App and web page records:
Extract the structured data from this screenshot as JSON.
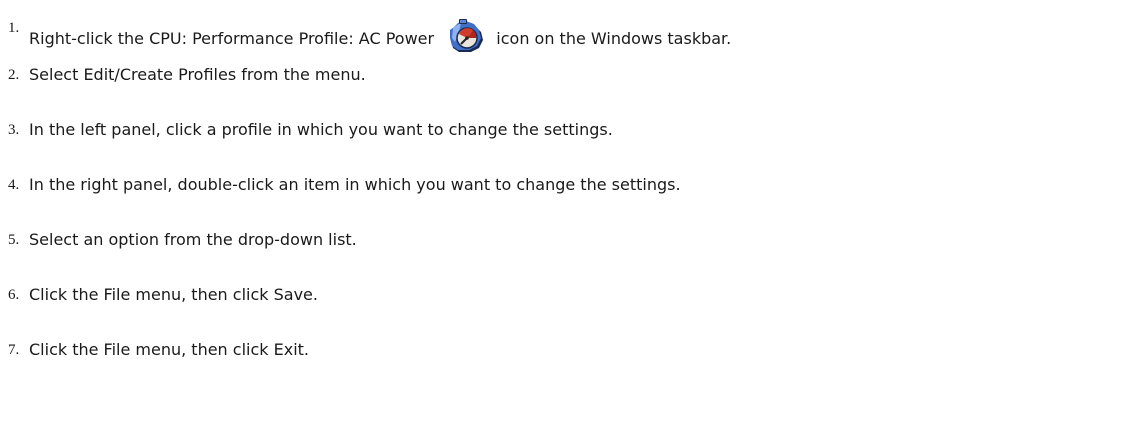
{
  "steps": [
    {
      "number": "1.",
      "before_icon": "Right-click the CPU: Performance Profile: AC Power",
      "icon": "cpu-performance-profile-icon",
      "after_icon": "icon on the Windows taskbar."
    },
    {
      "number": "2.",
      "text": "Select Edit/Create Profiles from the menu."
    },
    {
      "number": "3.",
      "text": "In the left panel, click a profile in which you want to change the settings."
    },
    {
      "number": "4.",
      "text": "In the right panel, double-click an item in which you want to change the settings."
    },
    {
      "number": "5.",
      "text": "Select an option from the drop-down list."
    },
    {
      "number": "6.",
      "text": "Click the File menu, then click Save."
    },
    {
      "number": "7.",
      "text": "Click the File menu, then click Exit."
    }
  ]
}
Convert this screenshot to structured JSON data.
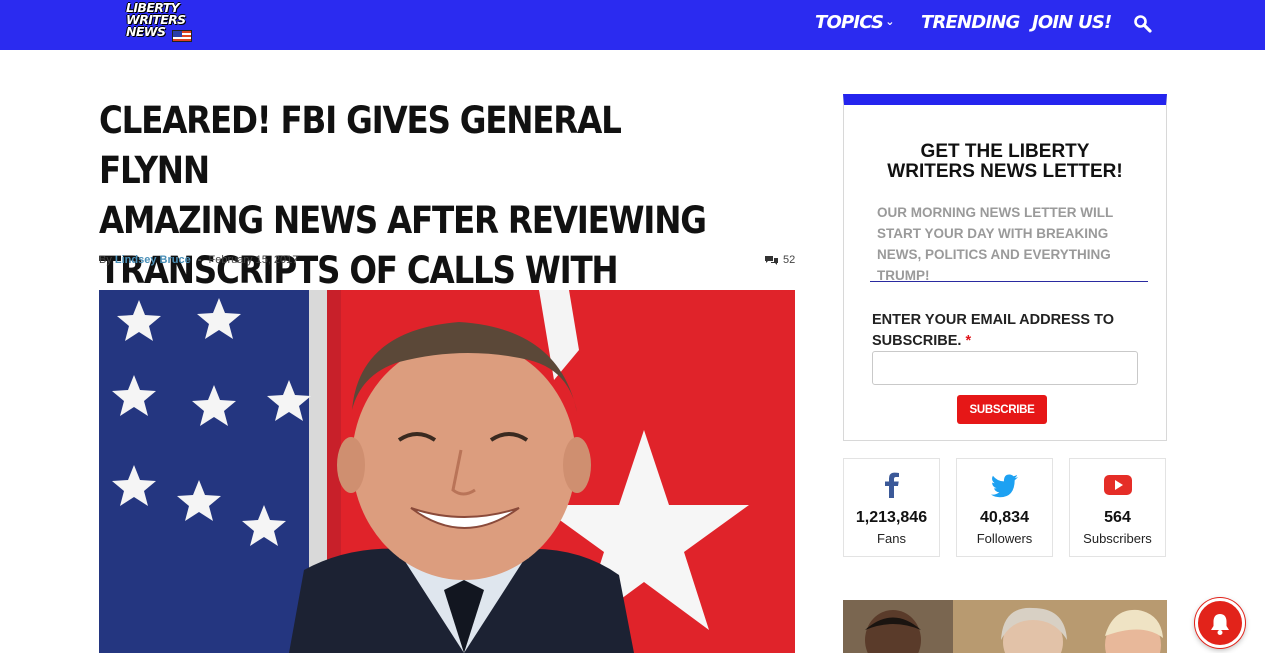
{
  "header": {
    "logo_lines": [
      "LIBERTY",
      "WRITERS",
      "NEWS"
    ],
    "nav": {
      "topics": "TOPICS",
      "trending": "TRENDING",
      "join": "JOIN US!"
    },
    "icons": {
      "search": "search-icon",
      "topics_dropdown": "chevron-down-icon"
    },
    "colors": {
      "bar": "#2b2bf0"
    }
  },
  "article": {
    "headline_lines": [
      "CLEARED! FBI GIVES GENERAL FLYNN",
      "AMAZING NEWS AFTER REVIEWING",
      "TRANSCRIPTS OF CALLS WITH RUSSIA!"
    ],
    "byline_prefix": "By",
    "author": "Lindsey Bruce",
    "separator": "-",
    "date": "February 15, 2017",
    "comment_count": "52",
    "comment_icon": "comments-icon"
  },
  "newsletter": {
    "title_lines": [
      "GET THE LIBERTY",
      "WRITERS NEWS LETTER!"
    ],
    "description": "OUR MORNING NEWS LETTER WILL START YOUR DAY WITH BREAKING NEWS, POLITICS AND EVERYTHING TRUMP!",
    "email_label": "ENTER YOUR EMAIL ADDRESS TO SUBSCRIBE.",
    "required_mark": "*",
    "email_value": "",
    "subscribe_label": "SUBSCRIBE",
    "colors": {
      "accent": "#2424ee",
      "button": "#e61717"
    }
  },
  "social": [
    {
      "network": "facebook",
      "icon": "facebook-icon",
      "count": "1,213,846",
      "label": "Fans",
      "color": "#3b5998"
    },
    {
      "network": "twitter",
      "icon": "twitter-icon",
      "count": "40,834",
      "label": "Followers",
      "color": "#1da1f2"
    },
    {
      "network": "youtube",
      "icon": "youtube-icon",
      "count": "564",
      "label": "Subscribers",
      "color": "#e52d27"
    }
  ],
  "notification": {
    "icon": "bell-icon",
    "color": "#e2231a"
  }
}
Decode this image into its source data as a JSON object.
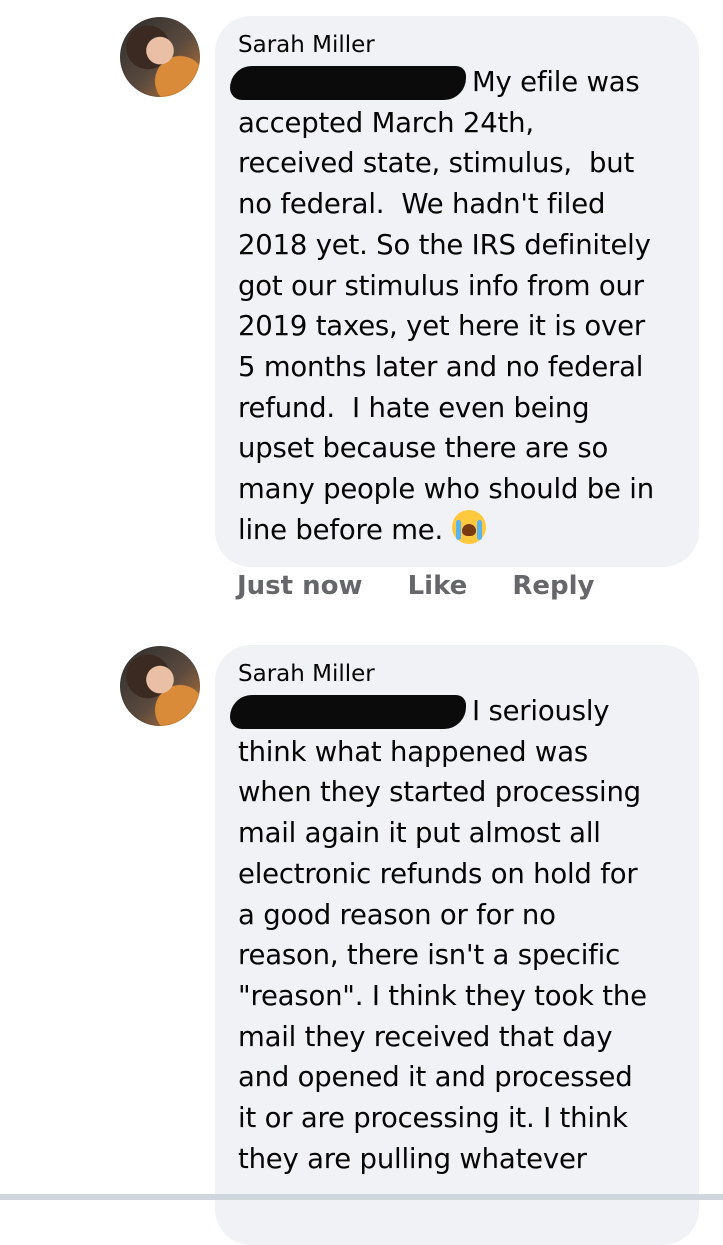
{
  "comments": [
    {
      "author": "Sarah Miller",
      "text": "My efile was\naccepted March 24th,\nreceived state, stimulus,  but\nno federal.  We hadn't filed\n2018 yet. So the IRS definitely\ngot our stimulus info from our\n2019 taxes, yet here it is over\n5 months later and no federal\nrefund.  I hate even being\nupset because there are so\nmany people who should be in\nline before me.",
      "emoji": "loudly-crying-face",
      "actions": {
        "time": "Just now",
        "like": "Like",
        "reply": "Reply"
      }
    },
    {
      "author": "Sarah Miller",
      "text": "I seriously\nthink what happened was\nwhen they started processing\nmail again it put almost all\nelectronic refunds on hold for\na good reason or for no\nreason, there isn't a specific\n\"reason\". I think they took the\nmail they received that day\nand opened it and processed\nit or are processing it. I think\nthey are pulling whatever"
    }
  ]
}
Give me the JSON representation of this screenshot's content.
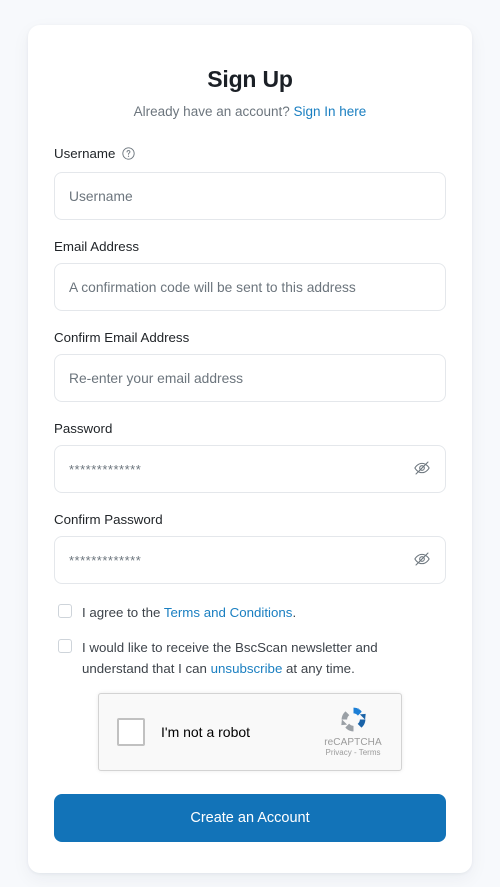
{
  "header": {
    "title": "Sign Up",
    "subtitle_prefix": "Already have an account? ",
    "signin_link": "Sign In here"
  },
  "fields": {
    "username": {
      "label": "Username",
      "placeholder": "Username",
      "value": "",
      "help_icon": "question-circle-icon"
    },
    "email": {
      "label": "Email Address",
      "placeholder": "A confirmation code will be sent to this address",
      "value": ""
    },
    "confirm_email": {
      "label": "Confirm Email Address",
      "placeholder": "Re-enter your email address",
      "value": ""
    },
    "password": {
      "label": "Password",
      "placeholder": "*************",
      "value": "",
      "toggle_icon": "eye-off-icon"
    },
    "confirm_password": {
      "label": "Confirm Password",
      "placeholder": "*************",
      "value": "",
      "toggle_icon": "eye-off-icon"
    }
  },
  "checkboxes": {
    "terms": {
      "checked": false,
      "text_before": "I agree to the ",
      "link": "Terms and Conditions",
      "text_after": "."
    },
    "newsletter": {
      "checked": false,
      "text_before": "I would like to receive the BscScan newsletter and understand that I can ",
      "link": "unsubscribe",
      "text_after": " at any time."
    }
  },
  "recaptcha": {
    "checked": false,
    "label": "I'm not a robot",
    "brand": "reCAPTCHA",
    "legal": "Privacy - Terms",
    "logo_icon": "recaptcha-logo-icon"
  },
  "submit": {
    "label": "Create an Account"
  },
  "colors": {
    "accent": "#1273b8",
    "link": "#1a7fc1",
    "page_bg": "#f7f9fc",
    "card_bg": "#ffffff",
    "border": "#e4e7eb",
    "muted_text": "#6c757d"
  }
}
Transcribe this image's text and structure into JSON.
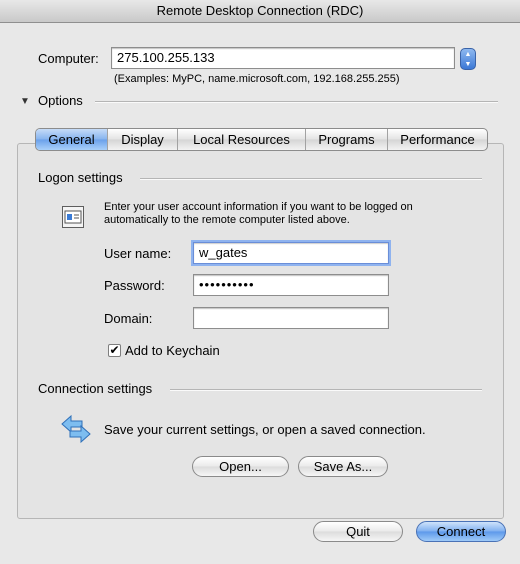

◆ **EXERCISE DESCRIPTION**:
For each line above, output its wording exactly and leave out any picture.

◆ **EXERCISE SOLUTION**:
Extract the structured data from this screenshot as JSON.
{
  "steps": [
    {
      "number": "1.",
      "before_icon": "Right-click the CPU: Performance Profile: AC Power",
      "icon": "cpu-performance-profile-icon",
      "after_icon": "icon on the Windows taskbar."
    },
    {
      "number": "2.",
      "text": "Select Edit/Create Profiles from the menu."
    },
    {
      "number": "3.",
      "text": "In the left panel, click a profile in which you want to change the settings."
    },
    {
      "number": "4.",
      "text": "In the right panel, double-click an item in which you want to change the settings."
    },
    {
      "number": "5.",
      "text": "Select an option from the drop-down list."
    },
    {
      "number": "6.",
      "text": "Click the File menu, then click Save."
    },
    {
      "number": "7.",
      "text": "Click the File menu, then click Exit."
    }
  ]
}
Convert this screenshot to structured JSON data.
{
  "header": {
    "logo_lines": [
      "LIBERTY",
      "WRITERS",
      "NEWS"
    ],
    "nav": {
      "topics": "TOPICS",
      "trending": "TRENDING",
      "join": "JOIN US!"
    },
    "icons": {
      "search": "search-icon",
      "topics_dropdown": "chevron-down-icon"
    },
    "colors": {
      "bar": "#2b2bf0"
    }
  },
  "article": {
    "headline_lines": [
      "CLEARED! FBI GIVES GENERAL FLYNN",
      "AMAZING NEWS AFTER REVIEWING",
      "TRANSCRIPTS OF CALLS WITH RUSSIA!"
    ],
    "byline_prefix": "By",
    "author": "Lindsey Bruce",
    "separator": "-",
    "date": "February 15, 2017",
    "comment_count": "52",
    "comment_icon": "comments-icon"
  },
  "newsletter": {
    "title_lines": [
      "GET THE LIBERTY",
      "WRITERS NEWS LETTER!"
    ],
    "description": "OUR MORNING NEWS LETTER WILL START YOUR DAY WITH BREAKING NEWS, POLITICS AND EVERYTHING TRUMP!",
    "email_label": "ENTER YOUR EMAIL ADDRESS TO SUBSCRIBE.",
    "required_mark": "*",
    "email_value": "",
    "subscribe_label": "SUBSCRIBE",
    "colors": {
      "accent": "#2424ee",
      "button": "#e61717"
    }
  },
  "social": [
    {
      "network": "facebook",
      "icon": "facebook-icon",
      "count": "1,213,846",
      "label": "Fans",
      "color": "#3b5998"
    },
    {
      "network": "twitter",
      "icon": "twitter-icon",
      "count": "40,834",
      "label": "Followers",
      "color": "#1da1f2"
    },
    {
      "network": "youtube",
      "icon": "youtube-icon",
      "count": "564",
      "label": "Subscribers",
      "color": "#e52d27"
    }
  ],
  "notification": {
    "icon": "bell-icon",
    "color": "#e2231a"
  }
}
Decode this image into its source data as a JSON object.
{
  "comments": [
    {
      "author": "Sarah Miller",
      "text": "My efile was\naccepted March 24th,\nreceived state, stimulus,  but\nno federal.  We hadn't filed\n2018 yet. So the IRS definitely\ngot our stimulus info from our\n2019 taxes, yet here it is over\n5 months later and no federal\nrefund.  I hate even being\nupset because there are so\nmany people who should be in\nline before me.",
      "emoji": "loudly-crying-face",
      "actions": {
        "time": "Just now",
        "like": "Like",
        "reply": "Reply"
      }
    },
    {
      "author": "Sarah Miller",
      "text": "I seriously\nthink what happened was\nwhen they started processing\nmail again it put almost all\nelectronic refunds on hold for\na good reason or for no\nreason, there isn't a specific\n\"reason\". I think they took the\nmail they received that day\nand opened it and processed\nit or are processing it. I think\nthey are pulling whatever"
    }
  ]
}
Give me the JSON representation of this screenshot's content.
{
  "header": {
    "title": "Sign Up",
    "subtitle_prefix": "Already have an account? ",
    "signin_link": "Sign In here"
  },
  "fields": {
    "username": {
      "label": "Username",
      "placeholder": "Username",
      "value": "",
      "help_icon": "question-circle-icon"
    },
    "email": {
      "label": "Email Address",
      "placeholder": "A confirmation code will be sent to this address",
      "value": ""
    },
    "confirm_email": {
      "label": "Confirm Email Address",
      "placeholder": "Re-enter your email address",
      "value": ""
    },
    "password": {
      "label": "Password",
      "placeholder": "*************",
      "value": "",
      "toggle_icon": "eye-off-icon"
    },
    "confirm_password": {
      "label": "Confirm Password",
      "placeholder": "*************",
      "value": "",
      "toggle_icon": "eye-off-icon"
    }
  },
  "checkboxes": {
    "terms": {
      "checked": false,
      "text_before": "I agree to the ",
      "link": "Terms and Conditions",
      "text_after": "."
    },
    "newsletter": {
      "checked": false,
      "text_before": "I would like to receive the BscScan newsletter and understand that I can ",
      "link": "unsubscribe",
      "text_after": " at any time."
    }
  },
  "recaptcha": {
    "checked": false,
    "label": "I'm not a robot",
    "brand": "reCAPTCHA",
    "legal": "Privacy - Terms",
    "logo_icon": "recaptcha-logo-icon"
  },
  "submit": {
    "label": "Create an Account"
  },
  "colors": {
    "accent": "#1273b8",
    "link": "#1a7fc1",
    "page_bg": "#f7f9fc",
    "card_bg": "#ffffff",
    "border": "#e4e7eb",
    "muted_text": "#6c757d"
  }
}
Transcribe this image's text and structure into JSON.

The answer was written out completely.